5

I have Toshiba Portege M400 Tablet PC with Intel 82573L Gigabit Ethernet Controller. It works fine with Windows, but in Ubuntu it doesn't work!

During startup CMOS shows the following:

PXE-E05 error, LAN Adapter configuration not initialized, Boot Agent cannot continue.

I figured out that it was due to NVM Checksum error, and I tried to flash EEPROM using Intel Boot Utility with no success. Flashing EEPROM always returned the following error:

PXE not flashed on port 1, Firmware not present.

I restored to Kernel to edit driver files and bypass NVM Checksum error again to lure without any fruitful outcome.

Here are some terminal output:

$ lspci -v | grep 82573L
02:00.0 Ethernet controller: Intel Corporation 82573L Gigabit Ethernet Controller

$ ifconfig -a
just listed wlan0 only
7
  • Welcome to Ask Ubuntu! We need more hardware information to help you, can you look at this question and then edit your question adding the information.
    – Danatela
    Mar 31, 2014 at 8:44
  • What version of kernel are you using? Type this command yo find out: uname -a
    – Moga
    Mar 31, 2014 at 10:10
  • linux 3.5.0-17 @Moga
    – Touseef
    Mar 31, 2014 at 10:20
  • 1
    @Touseef don't forget to edit your question with those facts, don't put them into comments.
    – guntbert
    Apr 1, 2014 at 17:56
  • 1
    Exactly how this doesn't work in Ubuntu? The CMOS message is because it tries to boot from the NIC, and is totally irrelevant.
    – Braiam
    Apr 7, 2014 at 13:51

1 Answer 1

10

Finally I got the solution. I just skipped the NVM Checksum at Ubuntu startup by editing the device drivers of my Ethernet Controller (82573L gigabit).

Here are the steps:

  1. Download latest e1000e drivers from Intel site
  2. Decompress the source as follows

    tar zxvf e1000e-[VERSION].tar.gz
    cd e1000e-[VERSION]/src
    
  3. Open netdev.c and search for the following code and delete it:

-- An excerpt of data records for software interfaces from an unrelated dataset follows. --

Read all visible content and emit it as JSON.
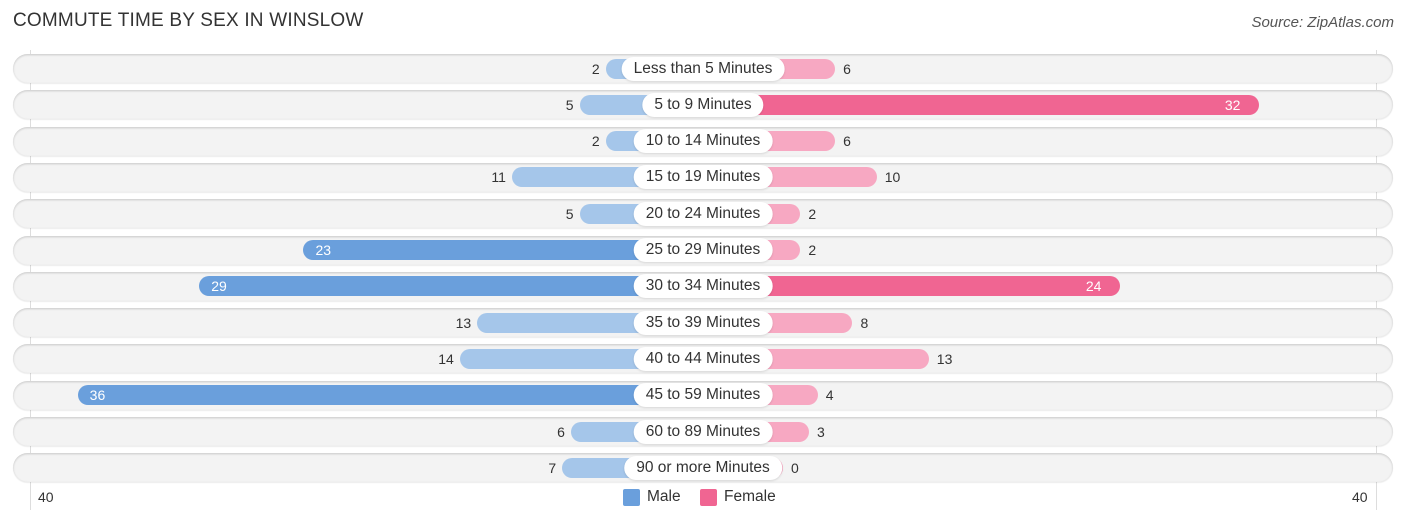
{
  "title": "COMMUTE TIME BY SEX IN WINSLOW",
  "source": "Source: ZipAtlas.com",
  "colors": {
    "male_strong": "#6a9fdc",
    "male_light": "#a5c6ea",
    "female_strong": "#f06592",
    "female_light": "#f7a8c2"
  },
  "chart_data": {
    "type": "bar",
    "orientation": "horizontal-diverging",
    "title": "COMMUTE TIME BY SEX IN WINSLOW",
    "categories": [
      "Less than 5 Minutes",
      "5 to 9 Minutes",
      "10 to 14 Minutes",
      "15 to 19 Minutes",
      "20 to 24 Minutes",
      "25 to 29 Minutes",
      "30 to 34 Minutes",
      "35 to 39 Minutes",
      "40 to 44 Minutes",
      "45 to 59 Minutes",
      "60 to 89 Minutes",
      "90 or more Minutes"
    ],
    "series": [
      {
        "name": "Male",
        "values": [
          2,
          5,
          2,
          11,
          5,
          23,
          29,
          13,
          14,
          36,
          6,
          7
        ]
      },
      {
        "name": "Female",
        "values": [
          6,
          32,
          6,
          10,
          2,
          2,
          24,
          8,
          13,
          4,
          3,
          0
        ]
      }
    ],
    "axis": {
      "left_label": "40",
      "right_label": "40",
      "range": [
        0,
        40
      ]
    },
    "legend": {
      "position": "bottom-center",
      "items": [
        "Male",
        "Female"
      ]
    }
  }
}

    /* make sure the NVM is good */
    if(e1000_validate_nvm_checksum(hw) < 0)
    {
        dev_err(pci_dev_to_dev(pdev), "The NVM Checksum Is Not Valid\n");
        err = -EIO;
        goto err_eeprom;
    }
    
  4. Now run these commands:

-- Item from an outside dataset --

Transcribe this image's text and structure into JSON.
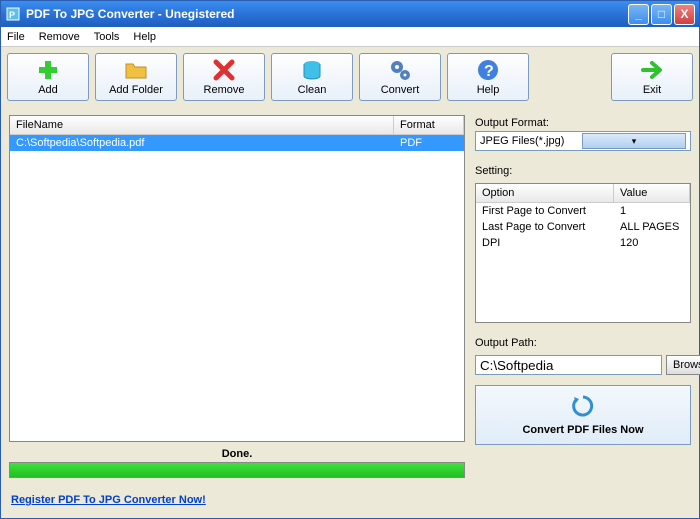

    sudo modprobe -r e1000e
    sudo make install
    sudo modprobe e1000e
    sudo update-initramfs -u
    

    This will replace the old drivers and initialize these drivers at startup.

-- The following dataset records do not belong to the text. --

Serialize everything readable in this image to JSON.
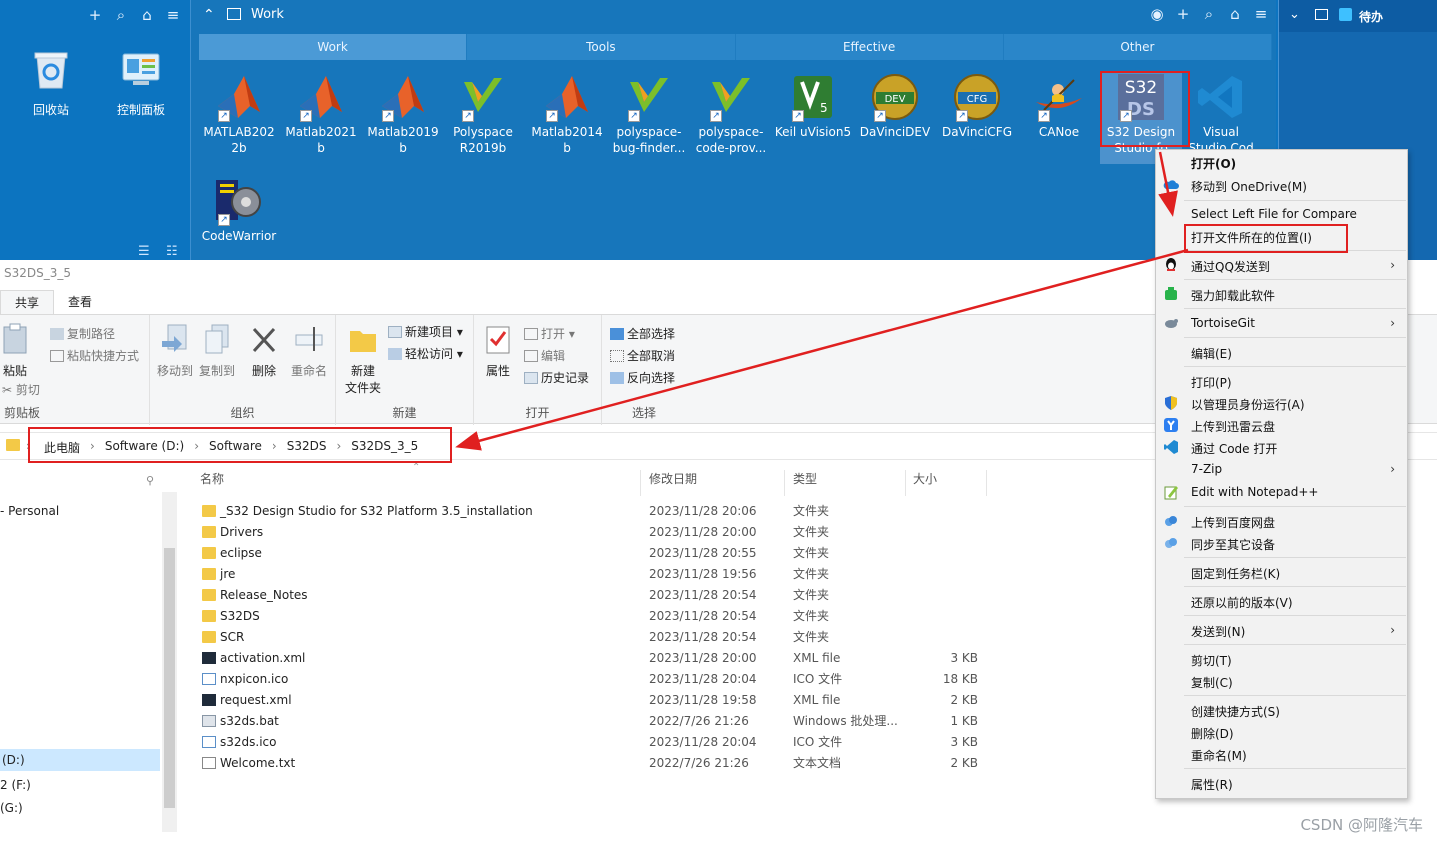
{
  "desktop": {
    "left_icons": [
      {
        "label": "回收站"
      },
      {
        "label": "控制面板"
      }
    ],
    "work_fence": {
      "title": "Work",
      "tabs": [
        "Work",
        "Tools",
        "Effective",
        "Other"
      ],
      "apps": [
        {
          "label1": "MATLAB202",
          "label2": "2b"
        },
        {
          "label1": "Matlab2021",
          "label2": "b"
        },
        {
          "label1": "Matlab2019",
          "label2": "b"
        },
        {
          "label1": "Polyspace",
          "label2": "R2019b"
        },
        {
          "label1": "Matlab2014",
          "label2": "b"
        },
        {
          "label1": "polyspace-",
          "label2": "bug-finder..."
        },
        {
          "label1": "polyspace-",
          "label2": "code-prov..."
        },
        {
          "label1": "Keil uVision5",
          "label2": ""
        },
        {
          "label1": "DaVinciDEV",
          "label2": ""
        },
        {
          "label1": "DaVinciCFG",
          "label2": ""
        },
        {
          "label1": "CANoe",
          "label2": ""
        },
        {
          "label1": "S32 Design",
          "label2": "Studio fo"
        },
        {
          "label1": "Visual",
          "label2": "Studio Cod"
        },
        {
          "label1": "CodeWarrior",
          "label2": ""
        }
      ],
      "app_icon_texts": {
        "s32_top": "S32",
        "s32_bottom": "DS",
        "dev": "DEV",
        "cfg": "CFG"
      }
    },
    "right_fence": {
      "title": "待办"
    }
  },
  "explorer": {
    "window_title": "S32DS_3_5",
    "ribbon_tabs": [
      "共享",
      "查看"
    ],
    "groups": {
      "clipboard": {
        "name": "剪贴板",
        "paste": "粘贴",
        "copy_path": "复制路径",
        "paste_shortcut": "粘贴快捷方式",
        "cut": "剪切"
      },
      "organize": {
        "name": "组织",
        "move_to": "移动到",
        "copy_to": "复制到",
        "delete": "删除",
        "rename": "重命名"
      },
      "new": {
        "name": "新建",
        "new_folder_1": "新建",
        "new_folder_2": "文件夹",
        "new_item": "新建项目",
        "easy_access": "轻松访问"
      },
      "open": {
        "name": "打开",
        "properties": "属性",
        "open": "打开",
        "edit": "编辑",
        "history": "历史记录"
      },
      "select": {
        "name": "选择",
        "select_all": "全部选择",
        "select_none": "全部取消",
        "invert": "反向选择"
      }
    },
    "breadcrumb": [
      "此电脑",
      "Software (D:)",
      "Software",
      "S32DS",
      "S32DS_3_5"
    ],
    "nav_items": [
      "- Personal",
      "(D:)",
      "2 (F:)",
      "(G:)"
    ],
    "columns": {
      "name": "名称",
      "date": "修改日期",
      "type": "类型",
      "size": "大小"
    },
    "files": [
      {
        "name": "_S32 Design Studio for S32 Platform 3.5_installation",
        "date": "2023/11/28 20:06",
        "type": "文件夹",
        "size": "",
        "kind": "folder"
      },
      {
        "name": "Drivers",
        "date": "2023/11/28 20:00",
        "type": "文件夹",
        "size": "",
        "kind": "folder"
      },
      {
        "name": "eclipse",
        "date": "2023/11/28 20:55",
        "type": "文件夹",
        "size": "",
        "kind": "folder"
      },
      {
        "name": "jre",
        "date": "2023/11/28 19:56",
        "type": "文件夹",
        "size": "",
        "kind": "folder"
      },
      {
        "name": "Release_Notes",
        "date": "2023/11/28 20:54",
        "type": "文件夹",
        "size": "",
        "kind": "folder"
      },
      {
        "name": "S32DS",
        "date": "2023/11/28 20:54",
        "type": "文件夹",
        "size": "",
        "kind": "folder"
      },
      {
        "name": "SCR",
        "date": "2023/11/28 20:54",
        "type": "文件夹",
        "size": "",
        "kind": "folder"
      },
      {
        "name": "activation.xml",
        "date": "2023/11/28 20:00",
        "type": "XML file",
        "size": "3 KB",
        "kind": "xml"
      },
      {
        "name": "nxpicon.ico",
        "date": "2023/11/28 20:04",
        "type": "ICO 文件",
        "size": "18 KB",
        "kind": "ico"
      },
      {
        "name": "request.xml",
        "date": "2023/11/28 19:58",
        "type": "XML file",
        "size": "2 KB",
        "kind": "xml"
      },
      {
        "name": "s32ds.bat",
        "date": "2022/7/26 21:26",
        "type": "Windows 批处理...",
        "size": "1 KB",
        "kind": "bat"
      },
      {
        "name": "s32ds.ico",
        "date": "2023/11/28 20:04",
        "type": "ICO 文件",
        "size": "3 KB",
        "kind": "ico"
      },
      {
        "name": "Welcome.txt",
        "date": "2022/7/26 21:26",
        "type": "文本文档",
        "size": "2 KB",
        "kind": "txt"
      }
    ]
  },
  "context_menu": {
    "items": [
      {
        "label": "打开(O)",
        "bold": true
      },
      {
        "label": "移动到 OneDrive(M)",
        "icon": "onedrive-icon"
      },
      {
        "label": "Select Left File for Compare"
      },
      {
        "label": "打开文件所在的位置(I)"
      },
      {
        "label": "通过QQ发送到",
        "icon": "qq-icon",
        "submenu": true
      },
      {
        "label": "强力卸载此软件",
        "icon": "uninstall-icon"
      },
      {
        "label": "TortoiseGit",
        "icon": "tortoisegit-icon",
        "submenu": true
      },
      {
        "label": "编辑(E)"
      },
      {
        "label": "打印(P)"
      },
      {
        "label": "以管理员身份运行(A)",
        "icon": "shield-icon"
      },
      {
        "label": "上传到迅雷云盘",
        "icon": "thunder-icon"
      },
      {
        "label": "通过 Code 打开",
        "icon": "vscode-icon"
      },
      {
        "label": "7-Zip",
        "submenu": true
      },
      {
        "label": "Edit with Notepad++",
        "icon": "notepadpp-icon"
      },
      {
        "label": "上传到百度网盘",
        "icon": "baidu-icon"
      },
      {
        "label": "同步至其它设备",
        "icon": "baidu-sync-icon"
      },
      {
        "label": "固定到任务栏(K)"
      },
      {
        "label": "还原以前的版本(V)"
      },
      {
        "label": "发送到(N)",
        "submenu": true
      },
      {
        "label": "剪切(T)"
      },
      {
        "label": "复制(C)"
      },
      {
        "label": "创建快捷方式(S)"
      },
      {
        "label": "删除(D)"
      },
      {
        "label": "重命名(M)"
      },
      {
        "label": "属性(R)"
      }
    ]
  },
  "watermark": "CSDN @阿隆汽车",
  "colors": {
    "desktop_blue": "#0c74c0",
    "highlight_red": "#e02020",
    "selected_nav": "#cce8ff"
  }
}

Note: The best way to correct the checksum error is to flash the EEPROM, but in my Case EEPROM was corrupted and wouldn't flash. So, I had to skip the Checksum Error Checkup at startup.

Your Answer

By clicking “Post Your Answer”, you agree to our terms of service, privacy policy and cookie policy

Not the answer you're looking for? Browse other questions tagged or ask your own question.